Additionally, I would like to correct how we classify the rock sign gesture with specification on what we expect the shape to look like. Another way to increase the overall accuracy of my algorithm would be to add more gestures that the camera could recognize and classify. I would list the differences between gestures and angles between fingers for each of the gesture to cover various scenarios of what could be presented to the camera.
The model that I created for static and dynamic gestures is a working model with a reasonable accuracy. To have a better performance and accuracy, the model has to be adjusted to include more computer vision techniques to better its accuracy.
Credits and Bibliography
Training a Neural Network to Detect Gestures with OpenCV in Python (Towards Data Science): https://towardsdatascience.com/training-a-neural-network-to-detect-gestures-with-opencv-in-python-e09b0a12bdf1. (Accessed March 28, 2019).
Hand Gesture Recognition using Python and OpenCV - Part 1 (Github): https://gogul09.github.io/software/hand-gesture-recognition-p1. (Accessed March 28, 2019).
Contour Features (OpenCV): https://docs.opencv.org/3.1.0/dd/d49/tutorial_py_contour_features.html. (Accessed March 28, 2019).
Convex Hull (OpenCV): https://docs.opencv.org/trunk/d7/d1d/tutorial_hull.html. (Accessed March 28, 2019).
Template matching using OpenCV in Python (GeeksforGeeks): https://www.geeksforgeeks.org/template-matching-using-opencv-in-python/. (Accessed April 1, 2019).
Template Matching (Reach the docs): https://opencv-python-tutroals.readthedocs.io/en/latest/py_tutorials/py_imgproc/py_template_matching/py_template_matching.html#template-matching-in-opencv. (Accessed April 1, 2019).

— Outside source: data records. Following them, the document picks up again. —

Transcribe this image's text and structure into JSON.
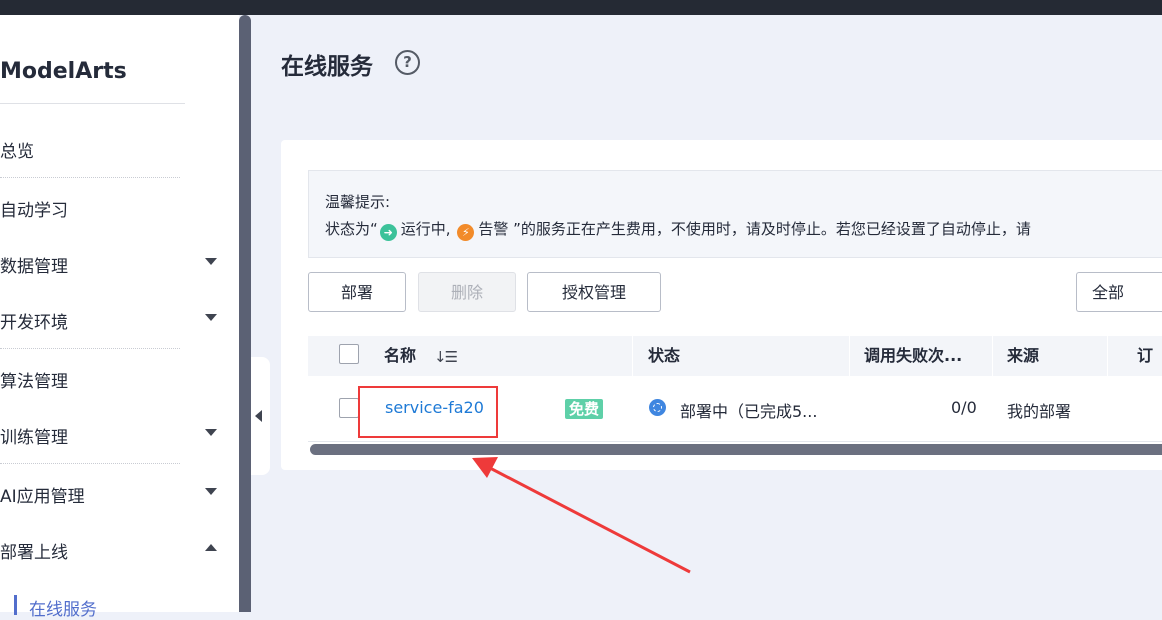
{
  "sidebar": {
    "brand": "ModelArts",
    "items": [
      {
        "label": "总览",
        "expandable": false
      },
      {
        "label": "自动学习",
        "expandable": false
      },
      {
        "label": "数据管理",
        "expandable": true,
        "expanded": false
      },
      {
        "label": "开发环境",
        "expandable": true,
        "expanded": false
      },
      {
        "label": "算法管理",
        "expandable": false
      },
      {
        "label": "训练管理",
        "expandable": true,
        "expanded": false
      },
      {
        "label": "AI应用管理",
        "expandable": true,
        "expanded": false
      },
      {
        "label": "部署上线",
        "expandable": true,
        "expanded": true
      }
    ],
    "sub_items": [
      {
        "label": "在线服务",
        "active": true
      }
    ]
  },
  "header": {
    "title": "在线服务",
    "help_icon": "question-circle-icon"
  },
  "notice": {
    "title": "温馨提示:",
    "prefix": "状态为“",
    "running_label": "运行中,",
    "alarm_label": "告警",
    "suffix": "”的服务正在产生费用，不使用时，请及时停止。若您已经设置了自动停止，请",
    "colors": {
      "running": "#3cc29a",
      "alarm": "#f28b2a"
    }
  },
  "toolbar": {
    "deploy_label": "部署",
    "delete_label": "删除",
    "auth_label": "授权管理",
    "filter_value": "全部"
  },
  "table": {
    "headers": {
      "name": "名称",
      "status": "状态",
      "fail_count": "调用失败次...",
      "source": "来源",
      "subscribe": "订阅"
    },
    "rows": [
      {
        "name": "service-fa20",
        "badge": "免费",
        "status": "部署中（已完成5...",
        "fail_count": "0/0",
        "source": "我的部署"
      }
    ]
  },
  "annotation": {
    "highlight_color": "#ee3a3a"
  }
}
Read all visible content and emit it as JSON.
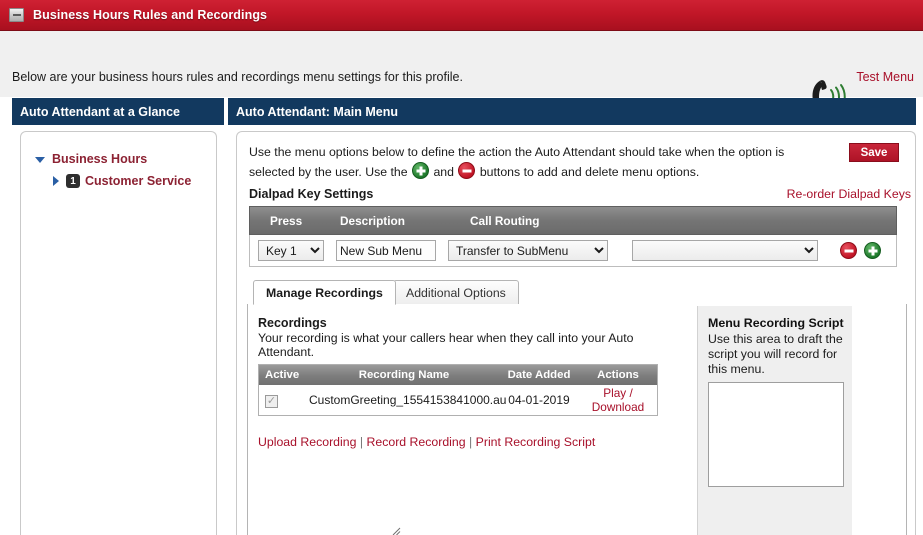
{
  "window": {
    "title": "Business Hours Rules and Recordings",
    "minimize_icon": "minimize-icon",
    "titlebar_color": "#c01627"
  },
  "intro": {
    "text": "Below are your business hours rules and recordings menu settings for this profile.",
    "test_menu_label": "Test Menu",
    "phone_icon": "phone-ringing-icon"
  },
  "left_column": {
    "header": "Auto Attendant at a Glance",
    "tree": [
      {
        "label": "Business Hours",
        "arrow": "chevron-down-icon",
        "badge": ""
      },
      {
        "label": "Customer Service",
        "arrow": "chevron-right-icon",
        "badge": "1"
      }
    ]
  },
  "main": {
    "header": "Auto Attendant: Main Menu",
    "instruction_line1": "Use the menu options below to define the action the Auto Attendant should take when the option is",
    "instruction_line2a": "selected by the user. Use the",
    "instruction_line2b": "and",
    "instruction_line2c": "buttons to add and delete menu options.",
    "save_label": "Save",
    "section_title": "Dialpad Key Settings",
    "reorder_label": "Re-order Dialpad Keys",
    "table": {
      "columns": [
        "Press",
        "Description",
        "Call Routing",
        ""
      ],
      "rows": [
        {
          "press_value": "Key 1",
          "press_options": [
            "Key 1"
          ],
          "description_value": "New Sub Menu",
          "description_placeholder": "",
          "routing_value": "Transfer to SubMenu",
          "routing_options": [
            "Transfer to SubMenu"
          ],
          "destination_value": "",
          "destination_options": [
            ""
          ],
          "delete_icon": "minus-circle-icon",
          "add_icon": "plus-circle-icon"
        }
      ]
    },
    "tabs": [
      {
        "label": "Manage Recordings",
        "active": true
      },
      {
        "label": "Additional Options",
        "active": false
      }
    ],
    "recordings": {
      "title": "Recordings",
      "subtitle": "Your recording is what your callers hear when they call into your Auto Attendant.",
      "columns": [
        "Active",
        "Recording Name",
        "Date Added",
        "Actions"
      ],
      "rows": [
        {
          "active": true,
          "name": "CustomGreeting_1554153841000.au",
          "date_added": "04-01-2019",
          "action_label": "Play / Download",
          "checkbox_icon": "checkbox-checked-icon"
        }
      ],
      "links": [
        "Upload Recording",
        "Record Recording",
        "Print Recording Script"
      ],
      "link_separator": "|"
    },
    "script_panel": {
      "title": "Menu Recording Script",
      "description": "Use this area to draft the script you will record for this menu.",
      "textarea_value": "",
      "textarea_placeholder": "",
      "resize_grip_icon": "resize-grip-icon"
    }
  }
}
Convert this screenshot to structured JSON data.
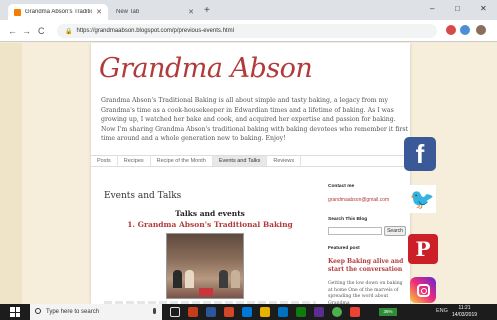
{
  "browser": {
    "tabs": [
      {
        "title": "Grandma Abson's Traditional Ba",
        "active": true
      },
      {
        "title": "New Tab",
        "active": false
      }
    ],
    "new_tab": "+",
    "window_controls": {
      "minimize": "–",
      "maximize": "□",
      "close": "✕"
    },
    "nav": {
      "back": "←",
      "forward": "→",
      "reload": "C"
    },
    "url": "https://grandmaabson.blogspot.com/p/previous-events.html"
  },
  "page": {
    "title": "Grandma Abson",
    "description": "Grandma Abson's Traditional Baking is all about simple and tasty baking, a legacy from my Grandma's time as a cook-housekeeper in Edwardian times and a lifetime of baking. As I was growing up, I watched her bake and cook, and acquired her expertise and passion for baking. Now I'm sharing Grandma Abson's traditional baking with baking devotees who remember it first time around and a whole generation new to baking. Enjoy!",
    "tabs": [
      "Posts",
      "Recipes",
      "Recipe of the Month",
      "Events and Talks",
      "Reviews"
    ],
    "selected_tab": "Events and Talks",
    "section_title": "Events and Talks",
    "post_heading": "Talks and events",
    "post_subheading": "1. Grandma Abson's Traditional Baking",
    "sidebar": {
      "contact_heading": "Contact me",
      "email": "grandmaabson@gmail.com",
      "search_heading": "Search This Blog",
      "search_placeholder": "",
      "search_button": "Search",
      "featured_heading": "Featured post",
      "featured_title": "Keep Baking alive and start the conversation",
      "featured_text": "Getting the low down on baking at home One of the marvels of spreading the word about Grandma"
    }
  },
  "social": {
    "facebook": "f",
    "twitter": "🐦",
    "pinterest": "P",
    "instagram_icon": "instagram-icon"
  },
  "taskbar": {
    "search_placeholder": "Type here to search",
    "battery": "36%",
    "lang": "ENG",
    "time": "11:21",
    "date": "14/03/2019"
  },
  "colors": {
    "title_red": "#b23a3a",
    "facebook": "#3b5998",
    "twitter": "#1da1f2",
    "pinterest": "#cb2027",
    "page_bg": "#f6eddb"
  }
}
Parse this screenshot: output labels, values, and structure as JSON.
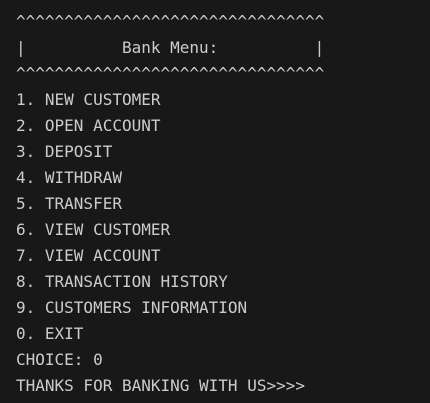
{
  "terminal": {
    "border_top": "^^^^^^^^^^^^^^^^^^^^^^^^^^^^^^^^",
    "title_line": "|          Bank Menu:          |",
    "border_bottom": "^^^^^^^^^^^^^^^^^^^^^^^^^^^^^^^^",
    "menu": [
      "1. NEW CUSTOMER",
      "2. OPEN ACCOUNT",
      "3. DEPOSIT",
      "4. WITHDRAW",
      "5. TRANSFER",
      "6. VIEW CUSTOMER",
      "7. VIEW ACCOUNT",
      "8. TRANSACTION HISTORY",
      "9. CUSTOMERS INFORMATION",
      "0. EXIT"
    ],
    "prompt": "CHOICE: 0",
    "farewell": "THANKS FOR BANKING WITH US>>>>"
  },
  "colors": {
    "background": "#181818",
    "text": "#cccccc"
  }
}
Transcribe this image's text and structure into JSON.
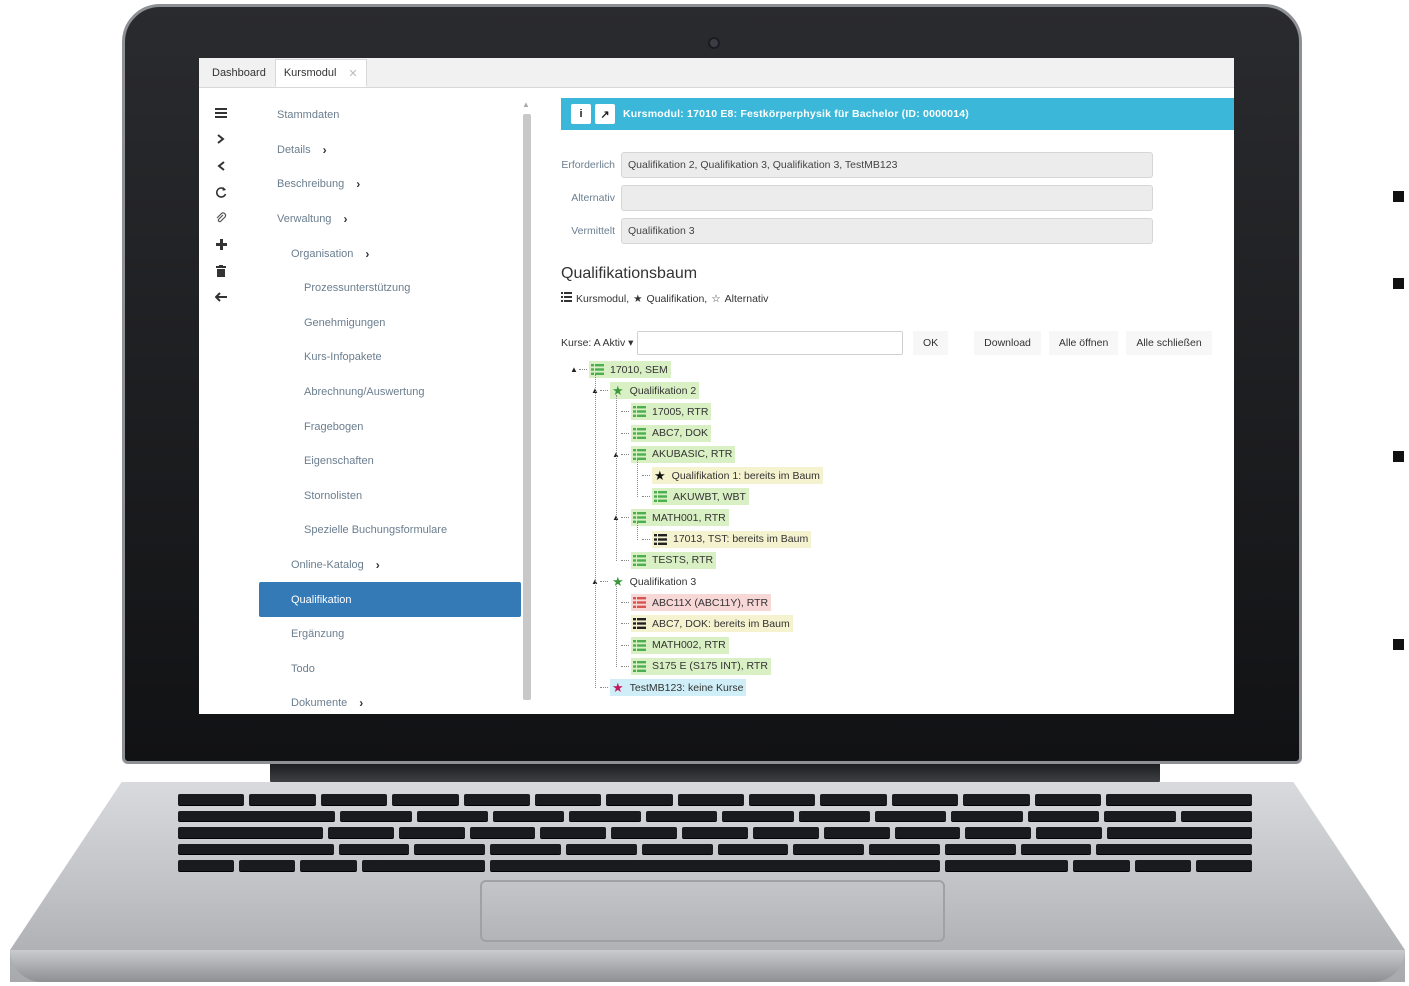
{
  "tabs": [
    {
      "label": "Dashboard"
    },
    {
      "label": "Kursmodul",
      "close": "✕"
    }
  ],
  "toolbar_icons": [
    "menu-icon",
    "chevron-right-icon",
    "chevron-left-icon",
    "refresh-icon",
    "paperclip-icon",
    "plus-icon",
    "trash-icon",
    "arrow-left-icon"
  ],
  "nav": {
    "items": [
      {
        "label": "Stammdaten",
        "level": 0,
        "chevron": false,
        "active": false
      },
      {
        "label": "Details",
        "level": 0,
        "chevron": true,
        "active": false
      },
      {
        "label": "Beschreibung",
        "level": 0,
        "chevron": true,
        "active": false
      },
      {
        "label": "Verwaltung",
        "level": 0,
        "chevron": true,
        "active": false
      },
      {
        "label": "Organisation",
        "level": 1,
        "chevron": true,
        "active": false
      },
      {
        "label": "Prozessunterstützung",
        "level": 2,
        "chevron": false,
        "active": false
      },
      {
        "label": "Genehmigungen",
        "level": 2,
        "chevron": false,
        "active": false
      },
      {
        "label": "Kurs-Infopakete",
        "level": 2,
        "chevron": false,
        "active": false
      },
      {
        "label": "Abrechnung/Auswertung",
        "level": 2,
        "chevron": false,
        "active": false
      },
      {
        "label": "Fragebogen",
        "level": 2,
        "chevron": false,
        "active": false
      },
      {
        "label": "Eigenschaften",
        "level": 2,
        "chevron": false,
        "active": false
      },
      {
        "label": "Stornolisten",
        "level": 2,
        "chevron": false,
        "active": false
      },
      {
        "label": "Spezielle Buchungsformulare",
        "level": 2,
        "chevron": false,
        "active": false
      },
      {
        "label": "Online-Katalog",
        "level": 1,
        "chevron": true,
        "active": false
      },
      {
        "label": "Qualifikation",
        "level": 1,
        "chevron": false,
        "active": true
      },
      {
        "label": "Ergänzung",
        "level": 1,
        "chevron": false,
        "active": false
      },
      {
        "label": "Todo",
        "level": 1,
        "chevron": false,
        "active": false
      },
      {
        "label": "Dokumente",
        "level": 1,
        "chevron": true,
        "active": false
      }
    ],
    "chevron_glyph": "›"
  },
  "banner": {
    "info_glyph": "i",
    "share_glyph": "↗",
    "title": "Kursmodul: 17010 E8: Festkörperphysik für Bachelor (ID: 0000014)"
  },
  "form": {
    "erforderlich": {
      "label": "Erforderlich",
      "value": "Qualifikation 2, Qualifikation 3, Qualifikation 3, TestMB123"
    },
    "alternativ": {
      "label": "Alternativ",
      "value": ""
    },
    "vermittelt": {
      "label": "Vermittelt",
      "value": "Qualifikation 3"
    }
  },
  "tree_title": "Qualifikationsbaum",
  "legend": {
    "kursmodul": "Kursmodul,",
    "qualifikation": "Qualifikation,",
    "alternativ": "Alternativ"
  },
  "controls": {
    "kurse_label": "Kurse: A Aktiv ▾",
    "ok": "OK",
    "download": "Download",
    "alle_oeffnen": "Alle öffnen",
    "alle_schliessen": "Alle schließen"
  },
  "tree": [
    {
      "text": "17010, SEM",
      "depth": 0,
      "icon": "list",
      "color": "green",
      "toggle": "▲"
    },
    {
      "text": "Qualifikation 2",
      "depth": 1,
      "icon": "star",
      "color": "green",
      "toggle": "▲"
    },
    {
      "text": "17005, RTR",
      "depth": 2,
      "icon": "list",
      "color": "green",
      "toggle": ""
    },
    {
      "text": "ABC7, DOK",
      "depth": 2,
      "icon": "list",
      "color": "green",
      "toggle": ""
    },
    {
      "text": "AKUBASIC, RTR",
      "depth": 2,
      "icon": "list",
      "color": "green",
      "toggle": "▲"
    },
    {
      "text": "Qualifikation 1: bereits im Baum",
      "depth": 3,
      "icon": "star-black",
      "color": "yellow",
      "toggle": ""
    },
    {
      "text": "AKUWBT, WBT",
      "depth": 3,
      "icon": "list",
      "color": "green",
      "toggle": ""
    },
    {
      "text": "MATH001, RTR",
      "depth": 2,
      "icon": "list",
      "color": "green",
      "toggle": "▲"
    },
    {
      "text": "17013, TST: bereits im Baum",
      "depth": 3,
      "icon": "list-black",
      "color": "yellow",
      "toggle": ""
    },
    {
      "text": "TESTS, RTR",
      "depth": 2,
      "icon": "list",
      "color": "green",
      "toggle": ""
    },
    {
      "text": "Qualifikation 3",
      "depth": 1,
      "icon": "star",
      "color": "plain",
      "toggle": "▲"
    },
    {
      "text": "ABC11X (ABC11Y), RTR",
      "depth": 2,
      "icon": "list-red",
      "color": "red",
      "toggle": ""
    },
    {
      "text": "ABC7, DOK: bereits im Baum",
      "depth": 2,
      "icon": "list-black",
      "color": "yellow",
      "toggle": ""
    },
    {
      "text": "MATH002, RTR",
      "depth": 2,
      "icon": "list",
      "color": "green",
      "toggle": ""
    },
    {
      "text": "S175 E (S175 INT), RTR",
      "depth": 2,
      "icon": "list",
      "color": "green",
      "toggle": ""
    },
    {
      "text": "TestMB123: keine Kurse",
      "depth": 1,
      "icon": "star-red",
      "color": "blue",
      "toggle": ""
    }
  ],
  "colors": {
    "accent_blue": "#337ab7",
    "banner_cyan": "#3bb8d9",
    "tree_green": "#d9efc4",
    "tree_yellow": "#f5f2cf",
    "tree_red": "#f8d7d7",
    "tree_blue": "#cfeef7",
    "icon_green": "#4caf50",
    "icon_red": "#d9534f",
    "star_green": "#3a9a3a",
    "star_red": "#c2185b"
  }
}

Template Matching (OpenCV): https://docs.opencv.org/126.96.36.199/doc/tutorials/imgproc/histograms/template_matching/template_matching.html. (Accessed April 2, 2019).